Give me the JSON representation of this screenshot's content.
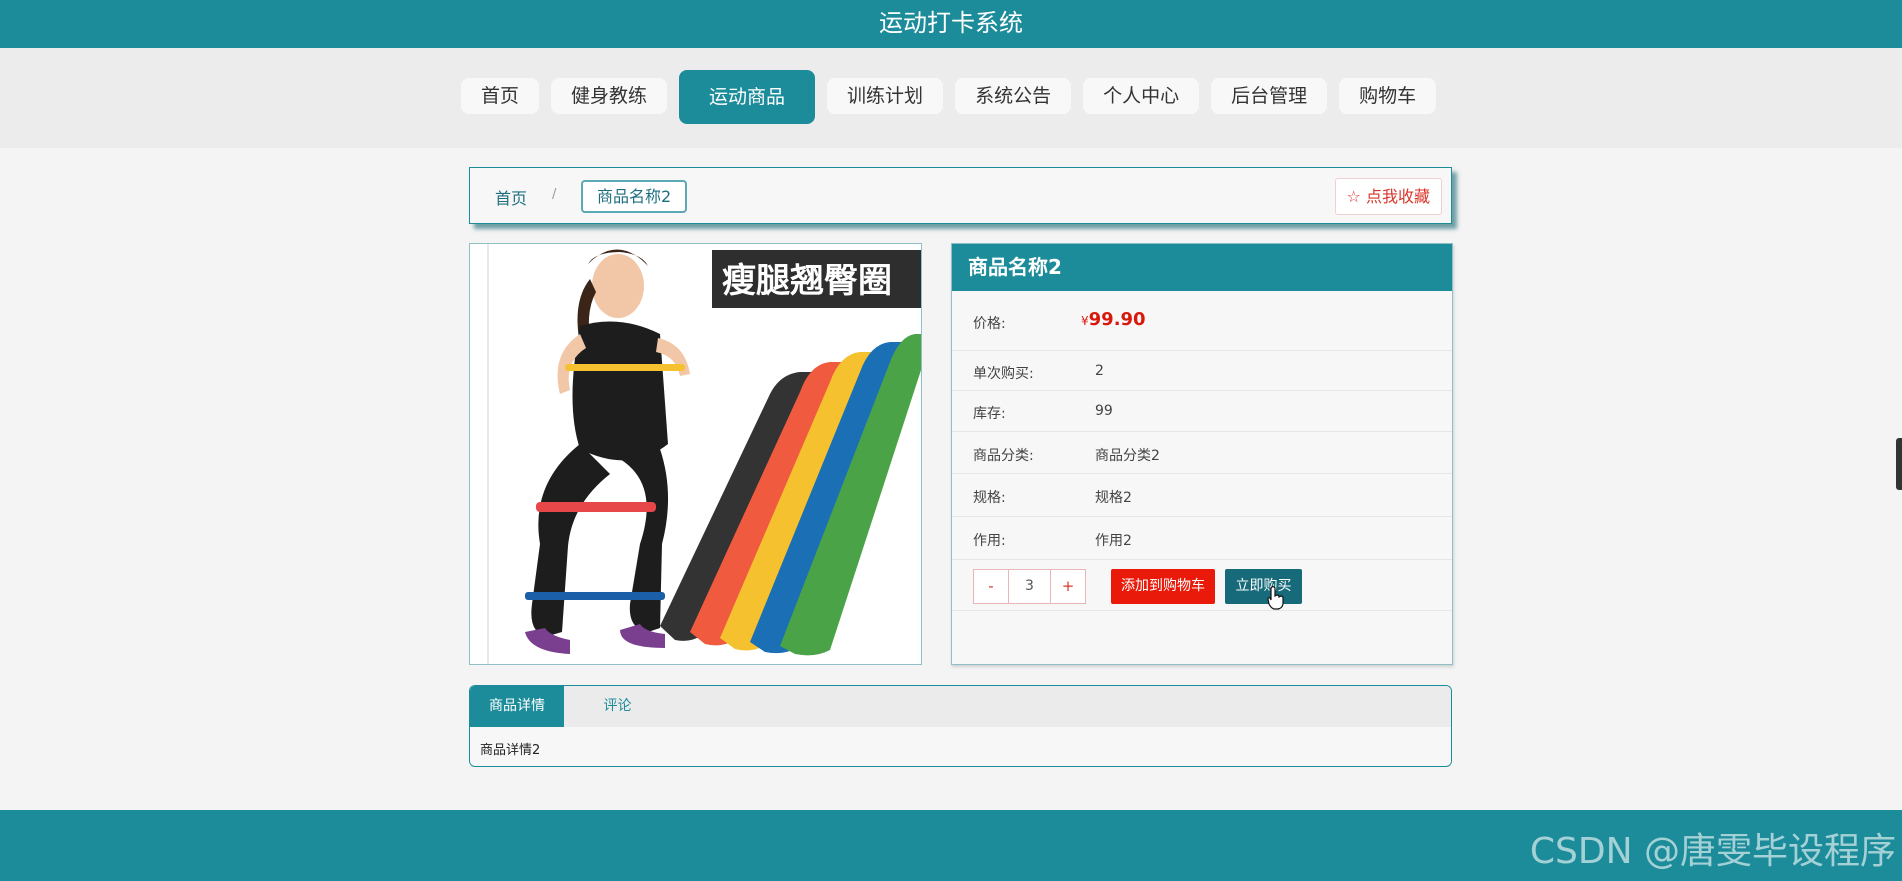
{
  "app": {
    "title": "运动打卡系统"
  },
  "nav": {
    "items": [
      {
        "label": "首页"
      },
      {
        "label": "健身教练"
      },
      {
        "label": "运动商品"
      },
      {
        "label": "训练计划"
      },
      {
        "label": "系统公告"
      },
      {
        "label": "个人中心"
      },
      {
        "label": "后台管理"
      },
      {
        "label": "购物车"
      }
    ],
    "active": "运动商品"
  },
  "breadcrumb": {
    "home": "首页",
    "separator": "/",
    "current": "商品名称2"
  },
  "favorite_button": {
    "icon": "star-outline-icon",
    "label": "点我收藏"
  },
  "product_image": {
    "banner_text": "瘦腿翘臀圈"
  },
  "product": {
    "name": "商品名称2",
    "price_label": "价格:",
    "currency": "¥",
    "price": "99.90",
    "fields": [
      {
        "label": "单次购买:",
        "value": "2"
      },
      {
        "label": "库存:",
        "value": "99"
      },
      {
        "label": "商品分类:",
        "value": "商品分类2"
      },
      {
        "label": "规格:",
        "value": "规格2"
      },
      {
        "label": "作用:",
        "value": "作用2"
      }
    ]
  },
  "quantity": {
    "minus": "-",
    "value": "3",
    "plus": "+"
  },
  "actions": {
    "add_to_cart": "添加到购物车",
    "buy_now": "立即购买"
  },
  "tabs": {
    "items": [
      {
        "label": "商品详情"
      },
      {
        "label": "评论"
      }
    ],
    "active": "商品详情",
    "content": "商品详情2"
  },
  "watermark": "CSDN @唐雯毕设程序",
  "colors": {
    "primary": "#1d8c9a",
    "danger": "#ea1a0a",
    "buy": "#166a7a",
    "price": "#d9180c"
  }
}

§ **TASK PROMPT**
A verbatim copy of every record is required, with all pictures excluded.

§ **WRITTEN SOLUTION**
Give me the JSON representation of this screenshot's content.
{
  "app": {
    "title": "运动打卡系统"
  },
  "nav": {
    "items": [
      {
        "label": "首页"
      },
      {
        "label": "健身教练"
      },
      {
        "label": "运动商品"
      },
      {
        "label": "训练计划"
      },
      {
        "label": "系统公告"
      },
      {
        "label": "个人中心"
      },
      {
        "label": "后台管理"
      },
      {
        "label": "购物车"
      }
    ],
    "active": "运动商品"
  },
  "breadcrumb": {
    "home": "首页",
    "separator": "/",
    "current": "商品名称2"
  },
  "favorite_button": {
    "icon": "star-outline-icon",
    "label": "点我收藏"
  },
  "product_image": {
    "banner_text": "瘦腿翘臀圈"
  },
  "product": {
    "name": "商品名称2",
    "price_label": "价格:",
    "currency": "¥",
    "price": "99.90",
    "fields": [
      {
        "label": "单次购买:",
        "value": "2"
      },
      {
        "label": "库存:",
        "value": "99"
      },
      {
        "label": "商品分类:",
        "value": "商品分类2"
      },
      {
        "label": "规格:",
        "value": "规格2"
      },
      {
        "label": "作用:",
        "value": "作用2"
      }
    ]
  },
  "quantity": {
    "minus": "-",
    "value": "3",
    "plus": "+"
  },
  "actions": {
    "add_to_cart": "添加到购物车",
    "buy_now": "立即购买"
  },
  "tabs": {
    "items": [
      {
        "label": "商品详情"
      },
      {
        "label": "评论"
      }
    ],
    "active": "商品详情",
    "content": "商品详情2"
  },
  "watermark": "CSDN @唐雯毕设程序",
  "colors": {
    "primary": "#1d8c9a",
    "danger": "#ea1a0a",
    "buy": "#166a7a",
    "price": "#d9180c"
  }
}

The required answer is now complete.